I was getting ready to go to a house blessing this evening and one of the seminarians was telling of his week. While on retreat, one of the people had told him about his experience while at adoration. Many of those present had deeply felt the presence and love of Christ present in the Blessed Sacrament. Recounting this story, the young man had felt Christ present and had seen a sort of light as the monstrance passed by. I asked him if that light looked like an anamorphic lens flare.
In the last scene of Given we added an anamorphic lens flare to the monstrance. As opposed to the light rays which shine out of the monstrance in “God in the Streets of NYC” which likely come from Noise Industries’ Light Rays plugin, the lens flare we used comes from Video Copilot’s plugin: Lens Flare. As opposed to simply manufacturing light, the anamorphic lens flare imitates the way that light interacts with an anamorphic lens. It shows the dust in the lens, causes little spikes to shine out from the source, causes lines to cross the lens, and creates little shapes from the lens iris. The anamorphic lens flare imitates the reaction of light within the lens of the camera.
In using the lens flare I wanted to depict that when we come in contact with the light of the world, the reality is not just something that we see. But the reality actually gets inside us, interacts with us, and even changes the way we see things.
This effort was a pain in the neck. I had tried various plugins in Apple Motion. One would not work on my graphics card, and the other one caused Motion to crash…no solution here. So, to get the effect, I had to go into After Effects. The only problem was I didn’t have a copy and I had never used it before. I suppose it is no small feat to attempt to find copy of a program (using the trial period for AE), learn how to use it (namely a piece of animation software-generally extremely complicated), and then install and use a plugin for that program all for the last scene of Given. Well, I got it done in a day.

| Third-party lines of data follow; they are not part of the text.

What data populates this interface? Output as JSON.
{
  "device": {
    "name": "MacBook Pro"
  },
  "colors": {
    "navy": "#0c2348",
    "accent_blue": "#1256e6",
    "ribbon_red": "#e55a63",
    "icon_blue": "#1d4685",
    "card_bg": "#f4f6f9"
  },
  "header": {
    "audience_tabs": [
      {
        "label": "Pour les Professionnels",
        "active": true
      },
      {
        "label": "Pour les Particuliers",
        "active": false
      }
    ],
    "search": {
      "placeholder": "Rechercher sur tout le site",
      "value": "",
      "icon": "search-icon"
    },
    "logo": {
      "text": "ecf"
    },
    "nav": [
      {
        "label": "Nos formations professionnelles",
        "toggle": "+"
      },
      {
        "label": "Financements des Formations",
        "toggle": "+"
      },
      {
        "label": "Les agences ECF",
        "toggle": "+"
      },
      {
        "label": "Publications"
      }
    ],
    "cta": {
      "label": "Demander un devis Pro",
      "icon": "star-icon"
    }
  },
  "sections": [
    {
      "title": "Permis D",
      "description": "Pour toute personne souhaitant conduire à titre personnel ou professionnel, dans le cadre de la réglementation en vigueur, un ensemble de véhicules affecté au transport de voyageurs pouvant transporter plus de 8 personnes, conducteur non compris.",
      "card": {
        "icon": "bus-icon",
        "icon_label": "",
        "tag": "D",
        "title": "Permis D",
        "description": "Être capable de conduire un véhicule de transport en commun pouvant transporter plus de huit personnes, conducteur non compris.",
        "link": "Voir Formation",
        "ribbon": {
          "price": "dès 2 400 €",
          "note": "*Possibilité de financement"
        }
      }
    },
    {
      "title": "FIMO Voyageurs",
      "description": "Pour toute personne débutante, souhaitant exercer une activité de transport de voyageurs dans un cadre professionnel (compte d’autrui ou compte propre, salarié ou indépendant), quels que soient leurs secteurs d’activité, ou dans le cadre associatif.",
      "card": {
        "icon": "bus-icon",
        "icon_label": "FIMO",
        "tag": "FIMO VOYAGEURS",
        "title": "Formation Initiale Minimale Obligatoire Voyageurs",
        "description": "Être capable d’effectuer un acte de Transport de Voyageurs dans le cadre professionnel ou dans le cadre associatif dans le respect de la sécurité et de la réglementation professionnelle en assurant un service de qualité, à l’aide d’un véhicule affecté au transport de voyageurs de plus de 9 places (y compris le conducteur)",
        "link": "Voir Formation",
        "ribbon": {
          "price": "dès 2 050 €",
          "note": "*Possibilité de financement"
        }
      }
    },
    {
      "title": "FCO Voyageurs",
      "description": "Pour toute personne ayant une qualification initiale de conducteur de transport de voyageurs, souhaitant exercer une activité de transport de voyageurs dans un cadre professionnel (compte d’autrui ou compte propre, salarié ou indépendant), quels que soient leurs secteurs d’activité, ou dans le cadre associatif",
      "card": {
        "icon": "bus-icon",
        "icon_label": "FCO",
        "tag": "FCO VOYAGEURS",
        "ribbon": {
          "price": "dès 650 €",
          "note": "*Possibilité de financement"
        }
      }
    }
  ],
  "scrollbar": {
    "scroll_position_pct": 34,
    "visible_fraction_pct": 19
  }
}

This work of media is crucial. God wants to use it to touch the hearts of young people. So will we do “What it Takes?”
I hope so.